◆ **Exercise directions**
Every entry must be duplicated word for word.

[Page and application data records]
-- Opening Marker --
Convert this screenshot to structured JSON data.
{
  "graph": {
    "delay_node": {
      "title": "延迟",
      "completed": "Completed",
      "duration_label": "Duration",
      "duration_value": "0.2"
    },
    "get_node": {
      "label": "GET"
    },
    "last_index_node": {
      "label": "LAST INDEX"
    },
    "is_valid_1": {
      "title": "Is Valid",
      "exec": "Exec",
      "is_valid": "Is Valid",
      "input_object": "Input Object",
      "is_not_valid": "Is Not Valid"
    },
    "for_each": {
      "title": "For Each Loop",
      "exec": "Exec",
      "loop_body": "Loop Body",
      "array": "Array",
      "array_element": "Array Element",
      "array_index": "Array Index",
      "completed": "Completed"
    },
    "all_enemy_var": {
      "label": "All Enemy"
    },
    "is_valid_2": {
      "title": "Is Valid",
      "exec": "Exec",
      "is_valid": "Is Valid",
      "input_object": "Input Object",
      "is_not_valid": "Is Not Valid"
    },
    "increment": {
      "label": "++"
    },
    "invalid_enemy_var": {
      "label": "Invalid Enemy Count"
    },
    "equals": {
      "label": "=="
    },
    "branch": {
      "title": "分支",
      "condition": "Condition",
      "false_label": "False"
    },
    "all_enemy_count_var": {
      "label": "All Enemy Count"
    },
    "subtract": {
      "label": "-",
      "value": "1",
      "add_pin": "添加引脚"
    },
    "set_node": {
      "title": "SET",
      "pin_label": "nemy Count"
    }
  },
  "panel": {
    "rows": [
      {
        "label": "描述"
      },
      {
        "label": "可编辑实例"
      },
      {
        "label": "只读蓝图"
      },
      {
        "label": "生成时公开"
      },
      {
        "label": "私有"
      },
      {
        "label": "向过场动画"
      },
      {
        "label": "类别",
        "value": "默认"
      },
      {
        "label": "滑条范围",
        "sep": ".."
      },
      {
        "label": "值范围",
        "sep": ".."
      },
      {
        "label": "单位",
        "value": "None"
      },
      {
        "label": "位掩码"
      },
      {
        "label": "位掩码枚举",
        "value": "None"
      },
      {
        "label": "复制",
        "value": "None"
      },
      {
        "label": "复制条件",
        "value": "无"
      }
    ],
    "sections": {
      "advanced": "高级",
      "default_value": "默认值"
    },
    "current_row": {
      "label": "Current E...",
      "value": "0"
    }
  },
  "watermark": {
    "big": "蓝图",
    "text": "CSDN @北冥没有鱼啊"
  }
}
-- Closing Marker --
◆ **Result of the exercise**
Convert this screenshot to structured JSON data.
{
  "graph": {
    "delay_node": {
      "title": "延迟",
      "completed": "Completed",
      "duration_label": "Duration",
      "duration_value": "0.2"
    },
    "get_node": {
      "label": "GET"
    },
    "last_index_node": {
      "label": "LAST INDEX"
    },
    "is_valid_1": {
      "title": "Is Valid",
      "exec": "Exec",
      "is_valid": "Is Valid",
      "input_object": "Input Object",
      "is_not_valid": "Is Not Valid"
    },
    "for_each": {
      "title": "For Each Loop",
      "exec": "Exec",
      "loop_body": "Loop Body",
      "array": "Array",
      "array_element": "Array Element",
      "array_index": "Array Index",
      "completed": "Completed"
    },
    "all_enemy_var": {
      "label": "All Enemy"
    },
    "is_valid_2": {
      "title": "Is Valid",
      "exec": "Exec",
      "is_valid": "Is Valid",
      "input_object": "Input Object",
      "is_not_valid": "Is Not Valid"
    },
    "increment": {
      "label": "++"
    },
    "invalid_enemy_var": {
      "label": "Invalid Enemy Count"
    },
    "equals": {
      "label": "=="
    },
    "branch": {
      "title": "分支",
      "condition": "Condition",
      "false_label": "False"
    },
    "all_enemy_count_var": {
      "label": "All Enemy Count"
    },
    "subtract": {
      "label": "-",
      "value": "1",
      "add_pin": "添加引脚"
    },
    "set_node": {
      "title": "SET",
      "pin_label": "nemy Count"
    }
  },
  "panel": {
    "rows": [
      {
        "label": "描述"
      },
      {
        "label": "可编辑实例"
      },
      {
        "label": "只读蓝图"
      },
      {
        "label": "生成时公开"
      },
      {
        "label": "私有"
      },
      {
        "label": "向过场动画"
      },
      {
        "label": "类别",
        "value": "默认"
      },
      {
        "label": "滑条范围",
        "sep": ".."
      },
      {
        "label": "值范围",
        "sep": ".."
      },
      {
        "label": "单位",
        "value": "None"
      },
      {
        "label": "位掩码"
      },
      {
        "label": "位掩码枚举",
        "value": "None"
      },
      {
        "label": "复制",
        "value": "None"
      },
      {
        "label": "复制条件",
        "value": "无"
      }
    ],
    "sections": {
      "advanced": "高级",
      "default_value": "默认值"
    },
    "current_row": {
      "label": "Current E...",
      "value": "0"
    }
  },
  "watermark": {
    "big": "蓝图",
    "text": "CSDN @北冥没有鱼啊"
  }
}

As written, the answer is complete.